Even if Windows has WSL, it still does not behave in a way how my usual linux workplace do, thus on my local lab first (note: insecure) step I do — is exposing my windows kubernetes and docker ports to my linux notebook
Expose docker tcp daemon on 2375
Expose kubernetes management port
Accessing your cluster with kubectl from your linux machine:
by default docker patches your windows kube config with changes similar to below:
What you need — is to replicate config on your linux box, and tune server address to external interface address of your box.
After that, you can see the context on your linux box
and control it using native kubectl tool
Lets test install kubernetes dashboard, because docker for windows provides no specific UI for that part
New release of dashboard comes with RBAC as a default, but for that specific case we can go on a simplier setup, and get admin rights from the start :
kubectl create -f k8s/dashboard-admin.yaml where dashboard-admin.yaml is
Now you can run
kubectl proxy in some console, and also some better control over kubernetes cluster, accessible on
Prof of concept deployment
Now lets test deploy CrocoHunter application.
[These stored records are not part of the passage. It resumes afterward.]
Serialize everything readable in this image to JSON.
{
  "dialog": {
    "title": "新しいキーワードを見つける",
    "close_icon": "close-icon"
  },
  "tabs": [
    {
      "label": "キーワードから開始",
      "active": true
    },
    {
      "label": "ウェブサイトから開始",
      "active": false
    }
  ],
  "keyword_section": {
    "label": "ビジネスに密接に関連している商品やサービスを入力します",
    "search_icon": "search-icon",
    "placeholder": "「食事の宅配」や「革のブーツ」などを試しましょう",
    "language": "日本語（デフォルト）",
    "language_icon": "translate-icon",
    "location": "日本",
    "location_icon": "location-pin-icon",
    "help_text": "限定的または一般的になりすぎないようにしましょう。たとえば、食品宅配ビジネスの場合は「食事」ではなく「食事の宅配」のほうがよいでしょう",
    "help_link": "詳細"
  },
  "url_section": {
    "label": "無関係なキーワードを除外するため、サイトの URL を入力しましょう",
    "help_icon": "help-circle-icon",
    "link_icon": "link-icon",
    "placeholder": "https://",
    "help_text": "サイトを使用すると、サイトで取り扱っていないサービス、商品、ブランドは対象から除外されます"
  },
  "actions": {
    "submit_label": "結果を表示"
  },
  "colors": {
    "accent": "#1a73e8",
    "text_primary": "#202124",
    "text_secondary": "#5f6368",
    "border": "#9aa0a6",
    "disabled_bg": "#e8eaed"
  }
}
It’s a funny demo used often on kubecon conferences.
kubectl create -f croc-hunter.yaml --save-config
and ingress to it
Now we can check, if application was deployed correctly:
Definitely works. We can also access the application via kube proxy
Exposing deployment externally
As usual application has at least one endpoint that can be accessed externally, we would like to emulate also that functionality (note: redhat minishift does this out of the box).
We might to it dirty the console, like
note tcp port 30815 above.
How can you access exposed ports?
Option (a), on the same windows box you can just navigate to http://127.0.0.1:30815/
We can achieve the same effect from the yaml definition
note tcp port as well
Option(b) — basically I am also able to access port exposed on a box from my external linux box as well:
Which is kind of cool.
Summary: you can use built-in single node kubernetes node for small playground with your kubernetes experiments not only locally, but also on remote using set of tools you. This might be alternative to minikube / minishift if you do not need specific functionality from those.
Code in action:
Repository with code snippets above: https://github.com/Voronenko/win-k8s-croco
Croco game image: https://github.com/voronenko-p/docker-sample-image which is slightly modified https://github.com/lachie83/croc-hunter (fixed absolute references to resources to allow proper run under proxy)
Using for the first time
Debugging access — requires running
kubectl proxy in background...
Launch kubernetes dashboard from url
http://localhost:8001/api/v1/namespaces/kube-system/services/http:kubernetes-dashboard:/proxy/#!/overview?namespace=default if you have installed one
Launch deployed micro service